|DOME DECISION DELAYED|
|June 21, 2000 12:00 am|
After listening to varying viewpoints, the Brookings-Harbor School Board Monday agreed that it should hold a workshop session before deciding on conventional or dome construction in a building program.
The board scheduled the meeting for Monday at 7 p.m. in the Azalea Middle School library. It will be conducted by Eugene architects Richard Bryant and Harriet Cherry.
They were engaged by the district for not more than $35,000 to make an objective analysis of dome and conventional construction. Their findings were reported a week ago during a public meeting. The results were questioned, however, when it was found they had made a major error in their analysis.
The two corrected the error during another report to the school board Monday, but had failed to convince everyone that they were objective or complete in their study.
Dr. Brian Larsson, school board chairman, said he has attempted to be objective in considering the domes, although his wife, Teri, has been an outspoken opponent. He agreed with the architects finding that conventional construction is superior.
The doctor said he could not place his name on a dome construction proposal to the voters unless the board decided otherwise.
The other board members had varying degrees of reservation, mainly because of the resistance of some of the people showed to the architects recommendation. The board members said they cannot afford a divided house if they are going to the voters in November.
Mary Van Hoesen, board member, said she has never been a dome fan, but added that she did not have enough information to make a choice between the domes and the conventional buildings.
Mary Anderson, who served on the bond committee that recommended domes, said she was not prepared to make a decision because of the uncertainty on the part of the public. She said it must fully understand the reason for the boards decision.

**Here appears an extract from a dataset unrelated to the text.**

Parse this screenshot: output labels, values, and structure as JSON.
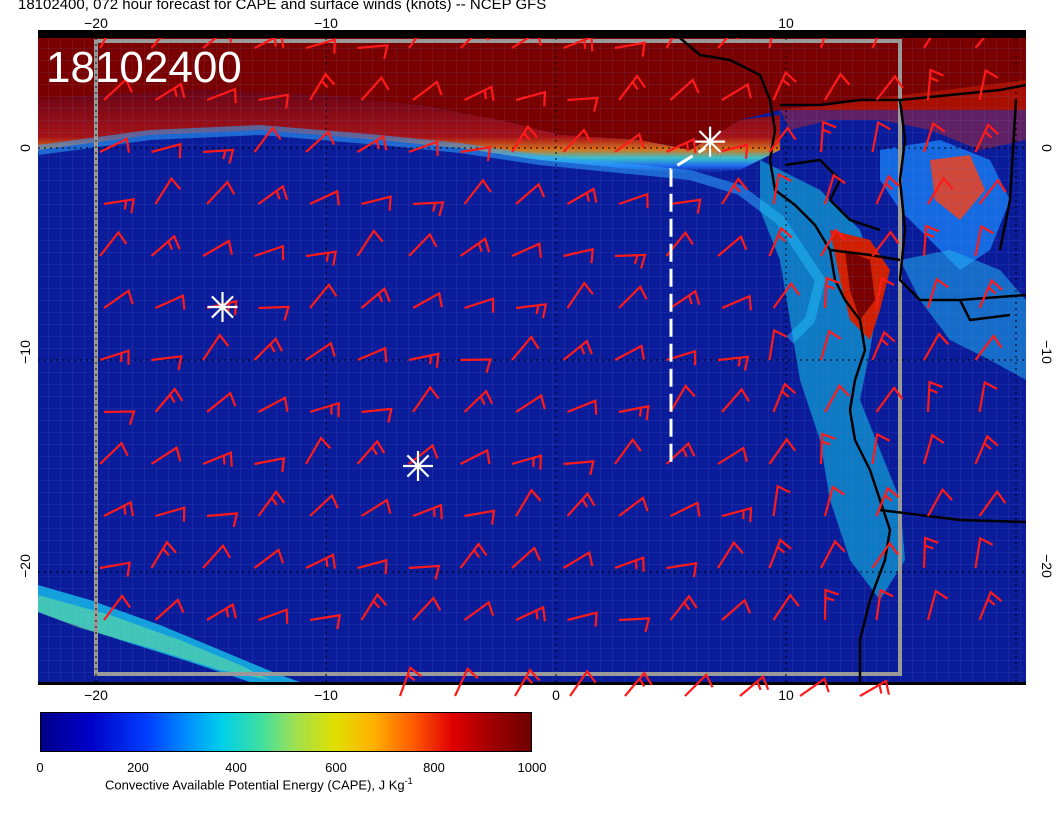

Board member Tom Davis made the motion to hold Mondays meeting. Anticipating a big crowd, he suggested it be held in the larger high school auditorium. But Dr. Paul Prevenas, district superintendent, doubted there would be that many people there. He didnt want to add to the workload of school custodians. The summer is their busiest time of the year as they perform maintenance on the buildings.
There were others who supported the architects findings, including Buzz Hansen, who is a structural engineer and has long been involved with the districts attempts to improve the school buildings.
Georgia Nowlin, a parent, and regular at school board meetings, said she likes domes, but prefers conventional buildings for the schools.
Larry Anderson, vice chairman of the bond committee, said he has concerns about dome buildings, but was not prepared to express them. Yet, he expressed concern about the architects possible failure to make an objective analysis. And, he expressed concern about the district losing the support of those who have worked on the proposal.
A builder with 29 years experience, and a former school teacher, Anderson has played a key role on the bond committee.
Ann Foelkl said she has family in northern Arizona who has attended and liked dome schools. She questioned why some domes couldnt be included.
Dr. Marian Boye, a member of the bond committee, was responsible for pointing the error out to the architects. The architects had used the Payson High School gym as a dome to compare to a hypothetical rectangular building. They said the Payson gym had a supporting stem wall around the bottom that meant about $400,000 more in cost. Actually, Dr. Boye pointed out, the gym had a walled facade around it. She also pointed out other inconsistencies, saying the conventional building was smaller than the Payson gym.
The architects said they made the error because they used a small, promotional photo to make their calculations. They admitted after the meeting that they never personally visited the domes. They said that was done by a consultant.
Despite the error, the consultants did not change their analysis. They said the large structures, such as the gym, might be a little less expensive. But, they maintained the smaller buildings, like the cafeteria, would be more expensive as domes.
The bond committee was interested in the district considering the use of domes. Anderson said it was because of the possible lower cost; Dr. Boye said it was because of the advantages they offered, such as not needing space for hallways.
The dome opponents, which included the architects, said they were concerned about the strength of the material that serves as dome rooms. It has to be treated every three to 10 years, which is more frequent than with conventional roofs. They worry about the vulnerability of the roof surfaces to vandals. And they are concerned about the problem of acoustics in the building. They quote dissatisfaction expressed by users of the buildings. The dome schools are common in Arizona, but there are none in Oregon. The opponents doubt the domes would do well in the rainy Oregon climate.
Proponents say the domes are the safest when it comes to enduring an earthquake or disaster.
During next Mondays meeting there will be discussion, and then the board is expected to hold a special meeting to make a decision on whether or not to use domes.
The architects to The Pilot Monday that they plan to revisit the recommendations made by the bond committee. They indicated they think the building committee sought to build a competition gym with too great a seating capacity. They said they will not be costing out the A and B plans proposed by the bond committee.